Inventors find ‘an app for that’ on campus

The phrase “there’s an app for that” has taken on a much bigger meaning since it aired on an iPhone commercial in 2009. Between calorie counters, photo enhancers, music databases and addictive games, there truly is an app for everyone. Now, the University is willing to give students their own opportunity to create apps.

Yih-Chun Hu, a professor at the University, has been teaching students how to create their own apps through an Electrical and Computing Engineering course. These apps focus on cloud computing, which is a way of sharing resources and software through the Internet.

“We had these phones donated by Microsoft for our use during the semester. Each project got two phones,” Hu said. “And so, most people built on Windows mobile because of that.”

One team of students was also able to create an Android app that they plan on trying to introduce to the Android app store.
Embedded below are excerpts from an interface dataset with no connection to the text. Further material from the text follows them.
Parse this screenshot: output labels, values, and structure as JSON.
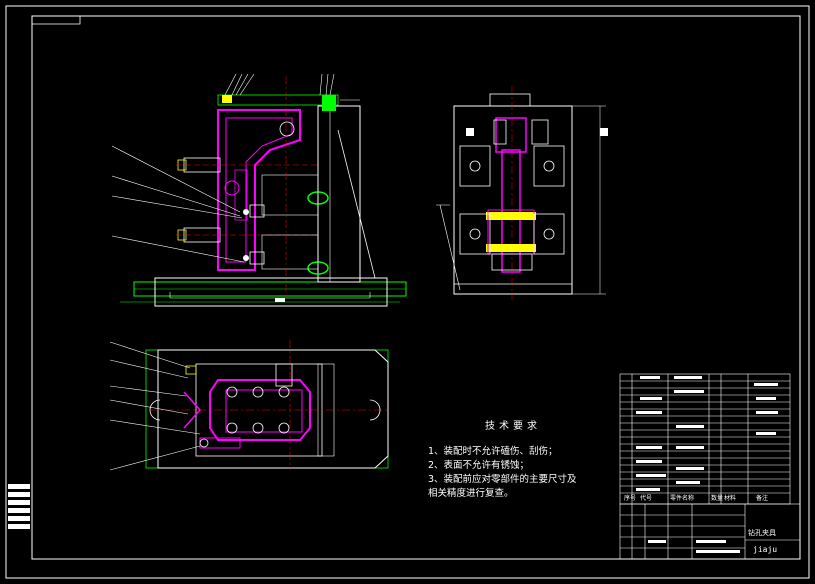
{
  "drawing": {
    "background": "#000000",
    "line_color": "#ffffff",
    "part_color": "#ff00ff",
    "accent_color": "#00ff00",
    "dimension_color": "#ff0000"
  },
  "tech_requirements": {
    "title": "技术要求",
    "items": [
      "1、装配时不允许磕伤、刮伤；",
      "2、表面不允许有锈蚀；",
      "3、装配前应对零部件的主要尺寸及",
      "相关精度进行复查。"
    ]
  },
  "title_block": {
    "drawing_name": "钻孔夹具",
    "drawing_no": "jiaju"
  },
  "bom": {
    "headers": [
      "序号",
      "代号",
      "零件名称",
      "数量",
      "材料",
      "备注"
    ]
  }
}
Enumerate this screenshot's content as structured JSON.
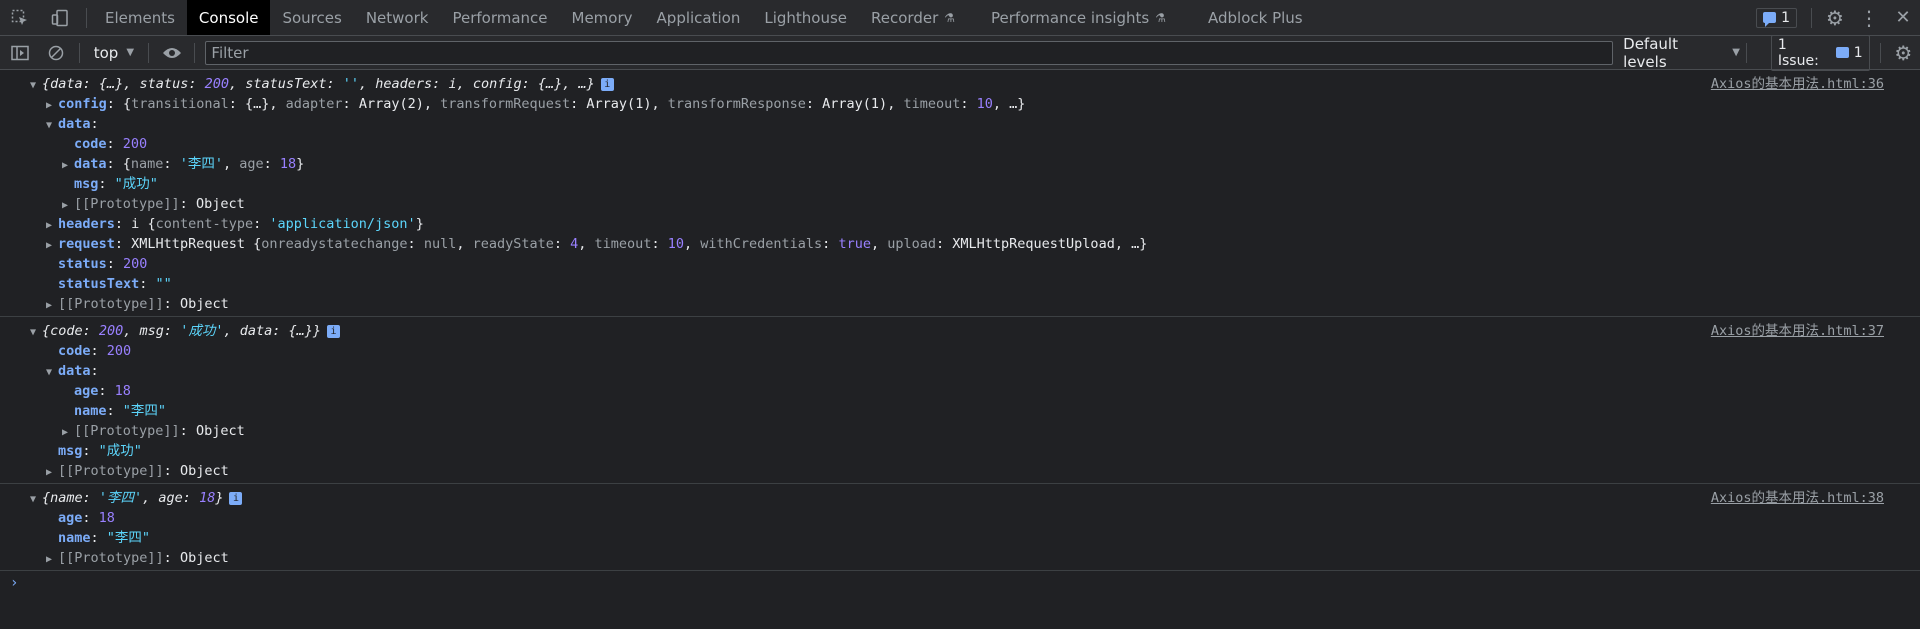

Once the apps were completed, they were submitted to a contest where awards were given such as Most Innovative Application, Cloudiest Application, Best Overall Application and Student Choice.
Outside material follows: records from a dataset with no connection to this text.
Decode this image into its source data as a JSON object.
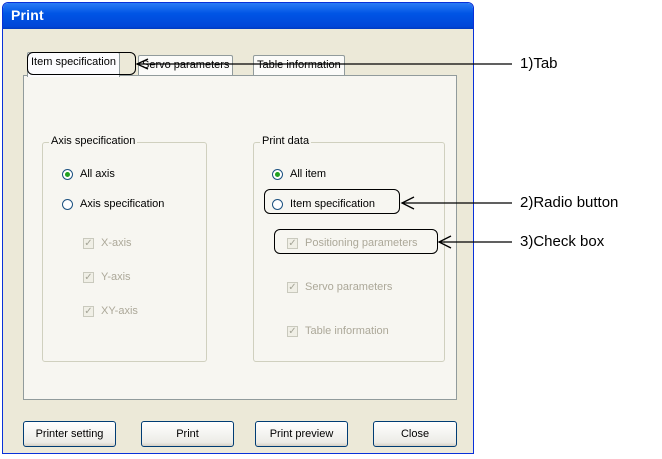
{
  "dialog": {
    "title": "Print",
    "tabs": [
      "Item specification",
      "Servo parameters",
      "Table information"
    ],
    "axis_group": {
      "legend": "Axis specification",
      "radio_all": "All axis",
      "radio_spec": "Axis specification",
      "checks": [
        "X-axis",
        "Y-axis",
        "XY-axis"
      ]
    },
    "print_group": {
      "legend": "Print data",
      "radio_all": "All item",
      "radio_spec": "Item specification",
      "checks": [
        "Positioning parameters",
        "Servo parameters",
        "Table information"
      ]
    },
    "buttons": {
      "printer_setting": "Printer setting",
      "print": "Print",
      "print_preview": "Print preview",
      "close": "Close"
    }
  },
  "annotations": {
    "tab": "1)Tab",
    "radio_button": "2)Radio button",
    "check_box": "3)Check box"
  },
  "colors": {
    "title_bar": "#0055e5",
    "radio_dot": "#21a121"
  }
}
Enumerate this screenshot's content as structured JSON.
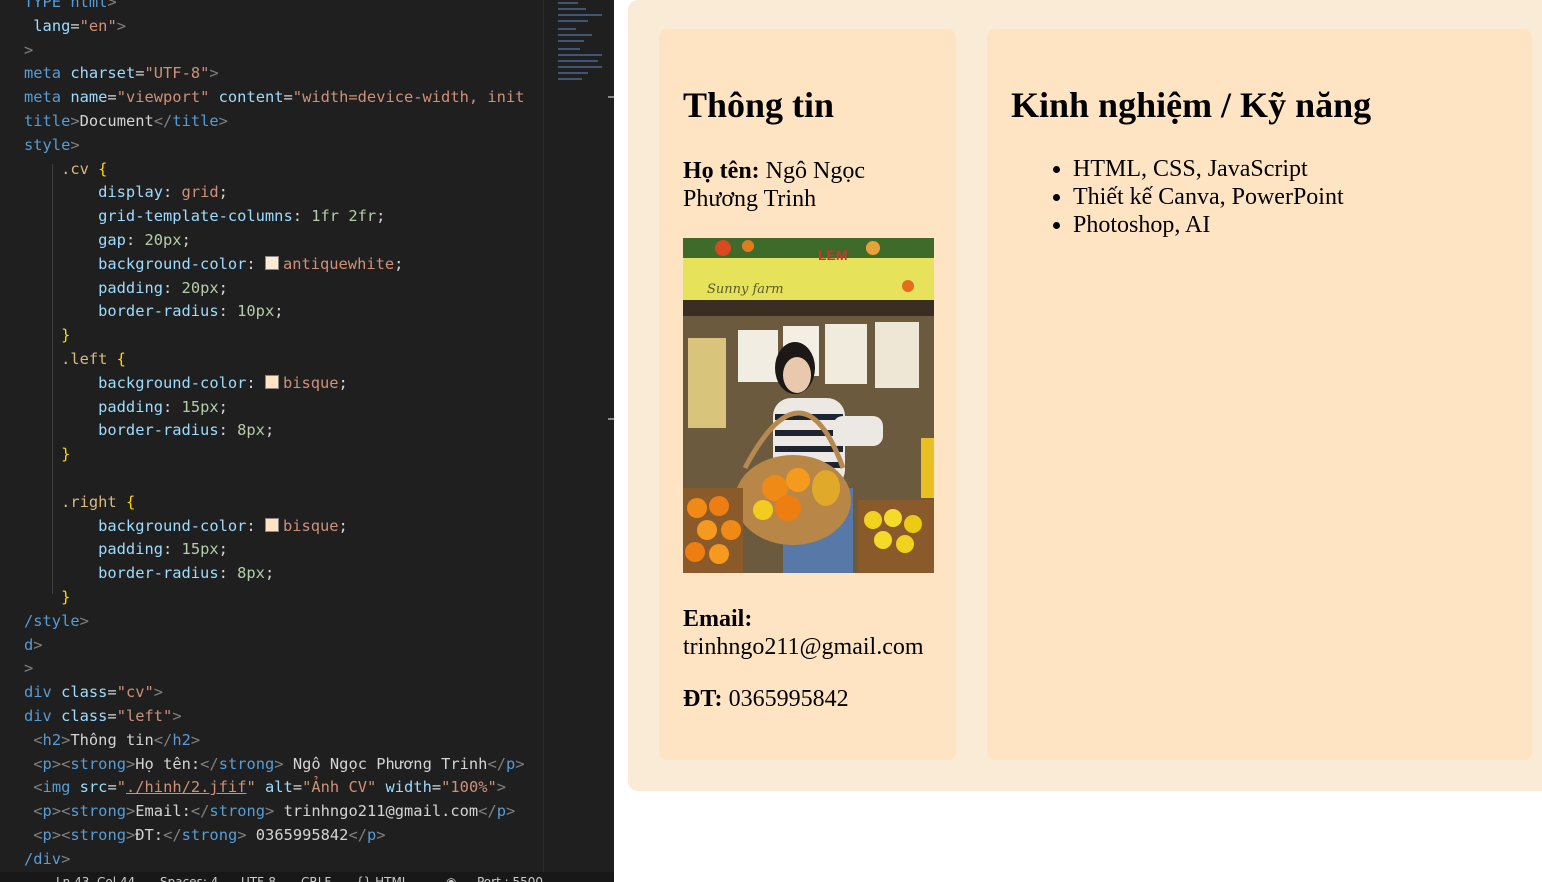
{
  "editor": {
    "lines": [
      [
        [
          "tag",
          "TYPE html"
        ],
        [
          "br",
          ">"
        ]
      ],
      [
        [
          "text",
          " "
        ],
        [
          "attr",
          "lang"
        ],
        [
          "text",
          "="
        ],
        [
          "str",
          "\"en\""
        ],
        [
          "br",
          ">"
        ]
      ],
      [
        [
          "br",
          ">"
        ]
      ],
      [
        [
          "tag",
          "meta "
        ],
        [
          "attr",
          "charset"
        ],
        [
          "text",
          "="
        ],
        [
          "str",
          "\"UTF-8\""
        ],
        [
          "br",
          ">"
        ]
      ],
      [
        [
          "tag",
          "meta "
        ],
        [
          "attr",
          "name"
        ],
        [
          "text",
          "="
        ],
        [
          "str",
          "\"viewport\" "
        ],
        [
          "attr",
          "content"
        ],
        [
          "text",
          "="
        ],
        [
          "str",
          "\"width=device-width, init"
        ]
      ],
      [
        [
          "tag",
          "title"
        ],
        [
          "br",
          ">"
        ],
        [
          "text",
          "Document"
        ],
        [
          "br",
          "</"
        ],
        [
          "tag",
          "title"
        ],
        [
          "br",
          ">"
        ]
      ],
      [
        [
          "tag",
          "style"
        ],
        [
          "br",
          ">"
        ]
      ],
      [
        [
          "sel",
          "    .cv "
        ],
        [
          "brace",
          "{"
        ]
      ],
      [
        [
          "prop",
          "        display"
        ],
        [
          "text",
          ": "
        ],
        [
          "val",
          "grid"
        ],
        [
          "text",
          ";"
        ]
      ],
      [
        [
          "prop",
          "        grid-template-columns"
        ],
        [
          "text",
          ": "
        ],
        [
          "num",
          "1fr 2fr"
        ],
        [
          "text",
          ";"
        ]
      ],
      [
        [
          "prop",
          "        gap"
        ],
        [
          "text",
          ": "
        ],
        [
          "num",
          "20px"
        ],
        [
          "text",
          ";"
        ]
      ],
      [
        [
          "prop",
          "        background-color"
        ],
        [
          "text",
          ": "
        ],
        [
          "swatch",
          "#faebd7"
        ],
        [
          "val",
          "antiquewhite"
        ],
        [
          "text",
          ";"
        ]
      ],
      [
        [
          "prop",
          "        padding"
        ],
        [
          "text",
          ": "
        ],
        [
          "num",
          "20px"
        ],
        [
          "text",
          ";"
        ]
      ],
      [
        [
          "prop",
          "        border-radius"
        ],
        [
          "text",
          ": "
        ],
        [
          "num",
          "10px"
        ],
        [
          "text",
          ";"
        ]
      ],
      [
        [
          "brace",
          "    }"
        ]
      ],
      [
        [
          "sel",
          "    .left "
        ],
        [
          "brace",
          "{"
        ]
      ],
      [
        [
          "prop",
          "        background-color"
        ],
        [
          "text",
          ": "
        ],
        [
          "swatch",
          "#ffe4c4"
        ],
        [
          "val",
          "bisque"
        ],
        [
          "text",
          ";"
        ]
      ],
      [
        [
          "prop",
          "        padding"
        ],
        [
          "text",
          ": "
        ],
        [
          "num",
          "15px"
        ],
        [
          "text",
          ";"
        ]
      ],
      [
        [
          "prop",
          "        border-radius"
        ],
        [
          "text",
          ": "
        ],
        [
          "num",
          "8px"
        ],
        [
          "text",
          ";"
        ]
      ],
      [
        [
          "brace",
          "    }"
        ]
      ],
      [
        [
          "text",
          ""
        ]
      ],
      [
        [
          "sel",
          "    .right "
        ],
        [
          "brace",
          "{"
        ]
      ],
      [
        [
          "prop",
          "        background-color"
        ],
        [
          "text",
          ": "
        ],
        [
          "swatch",
          "#ffe4c4"
        ],
        [
          "val",
          "bisque"
        ],
        [
          "text",
          ";"
        ]
      ],
      [
        [
          "prop",
          "        padding"
        ],
        [
          "text",
          ": "
        ],
        [
          "num",
          "15px"
        ],
        [
          "text",
          ";"
        ]
      ],
      [
        [
          "prop",
          "        border-radius"
        ],
        [
          "text",
          ": "
        ],
        [
          "num",
          "8px"
        ],
        [
          "text",
          ";"
        ]
      ],
      [
        [
          "brace",
          "    }"
        ]
      ],
      [
        [
          "tag",
          "/style"
        ],
        [
          "br",
          ">"
        ]
      ],
      [
        [
          "tag",
          "d"
        ],
        [
          "br",
          ">"
        ]
      ],
      [
        [
          "br",
          ">"
        ]
      ],
      [
        [
          "tag",
          "div "
        ],
        [
          "attr",
          "class"
        ],
        [
          "text",
          "="
        ],
        [
          "str",
          "\"cv\""
        ],
        [
          "br",
          ">"
        ]
      ],
      [
        [
          "tag",
          "div "
        ],
        [
          "attr",
          "class"
        ],
        [
          "text",
          "="
        ],
        [
          "str",
          "\"left\""
        ],
        [
          "br",
          ">"
        ]
      ],
      [
        [
          "br",
          " <"
        ],
        [
          "tag",
          "h2"
        ],
        [
          "br",
          ">"
        ],
        [
          "text",
          "Thông tin"
        ],
        [
          "br",
          "</"
        ],
        [
          "tag",
          "h2"
        ],
        [
          "br",
          ">"
        ]
      ],
      [
        [
          "br",
          " <"
        ],
        [
          "tag",
          "p"
        ],
        [
          "br",
          "><"
        ],
        [
          "tag",
          "strong"
        ],
        [
          "br",
          ">"
        ],
        [
          "text",
          "Họ tên:"
        ],
        [
          "br",
          "</"
        ],
        [
          "tag",
          "strong"
        ],
        [
          "br",
          ">"
        ],
        [
          "text",
          " Ngô Ngọc Phương Trinh"
        ],
        [
          "br",
          "</"
        ],
        [
          "tag",
          "p"
        ],
        [
          "br",
          ">"
        ]
      ],
      [
        [
          "br",
          " <"
        ],
        [
          "tag",
          "img "
        ],
        [
          "attr",
          "src"
        ],
        [
          "text",
          "="
        ],
        [
          "str",
          "\""
        ],
        [
          "link",
          "./hinh/2.jfif"
        ],
        [
          "str",
          "\" "
        ],
        [
          "attr",
          "alt"
        ],
        [
          "text",
          "="
        ],
        [
          "str",
          "\"Ảnh CV\" "
        ],
        [
          "attr",
          "width"
        ],
        [
          "text",
          "="
        ],
        [
          "str",
          "\"100%\""
        ],
        [
          "br",
          ">"
        ]
      ],
      [
        [
          "br",
          " <"
        ],
        [
          "tag",
          "p"
        ],
        [
          "br",
          "><"
        ],
        [
          "tag",
          "strong"
        ],
        [
          "br",
          ">"
        ],
        [
          "text",
          "Email:"
        ],
        [
          "br",
          "</"
        ],
        [
          "tag",
          "strong"
        ],
        [
          "br",
          ">"
        ],
        [
          "text",
          " trinhngo211@gmail.com"
        ],
        [
          "br",
          "</"
        ],
        [
          "tag",
          "p"
        ],
        [
          "br",
          ">"
        ]
      ],
      [
        [
          "br",
          " <"
        ],
        [
          "tag",
          "p"
        ],
        [
          "br",
          "><"
        ],
        [
          "tag",
          "strong"
        ],
        [
          "br",
          ">"
        ],
        [
          "text",
          "ĐT:"
        ],
        [
          "br",
          "</"
        ],
        [
          "tag",
          "strong"
        ],
        [
          "br",
          ">"
        ],
        [
          "text",
          " 0365995842"
        ],
        [
          "br",
          "</"
        ],
        [
          "tag",
          "p"
        ],
        [
          "br",
          ">"
        ]
      ],
      [
        [
          "tag",
          "/div"
        ],
        [
          "br",
          ">"
        ]
      ]
    ],
    "status": {
      "position": "Ln 43, Col 44",
      "spaces": "Spaces: 4",
      "encoding": "UTF-8",
      "eol": "CRLF",
      "language": "{} HTML",
      "port": "Port : 5500"
    }
  },
  "preview": {
    "left_heading": "Thông tin",
    "name_label": "Họ tên:",
    "name_value": " Ngô Ngọc Phương Trinh",
    "email_label": "Email:",
    "email_value": "trinhngo211@gmail.com",
    "phone_label": "ĐT:",
    "phone_value": " 0365995842",
    "right_heading": "Kinh nghiệm / Kỹ năng",
    "skills": [
      "HTML, CSS, JavaScript",
      "Thiết kế Canva, PowerPoint",
      "Photoshop, AI"
    ],
    "photo_sign_text": "LEM",
    "photo_script_text": "Sunny farm"
  },
  "colors": {
    "cv_bg": "#faebd7",
    "panel_bg": "#ffe4c4",
    "editor_bg": "#1f1f1f"
  }
}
TaskPop, which was the winner of Best Overall Application and Student Choice, is a task managing application and is usable for Android smart phones.

“What you could do is your basic task listings, but then you could also assign tasks to other people,” Hu said. “And on a per task basis, you had permission so you could see who could see it and who could complete it.”

Tyler Harrington, senior in Engineering, learned how to create apps through campus courses, as well as information from the Internet and books. Harrington has been recently developing two apps.

“One is a parking assistance app, which allows users to find parking spots in garages, meters or leased spots by individual owners,” Harrington said. “The second app is being developed for this campus in particular and will be promoting the establishments on campus such as events and specials.”

Students from other universities have also created apps that have been localized for use in the Champaign-Urbana area. Star Li, a 2010 graduate from Cornell University, designed an app called Vidappe that can be used on iPhones or Android powered phones.

The app is a way to get as many discounts in the area as possible. After subscribing to programs, the app will send out reminders as to where one can get discounts with their iCard.

For example, if a student was walking past a restaurant on Green Street where they could receive 15% off of their meal, their Vidappe would alert them of this when they were a block away from the restaurant.

“It’s like having a friend following you around, reminding you to do this stuff,” Li said. “Like if you look at something online, you’ll forget about it minutes later, but if you actually have your phone reminding you, I thought it would be like an easy trick.”

Vidappe is now used by 1,200 people around the United States and Li is interested in expanding the app even further.

“If you have a student ID already, I just feel like this is a really useful tool for you,” Li said.

Students who are creating smart phone apps, prove that someone doesn’t need to be Steve Jobs in order to create something technologically innovative.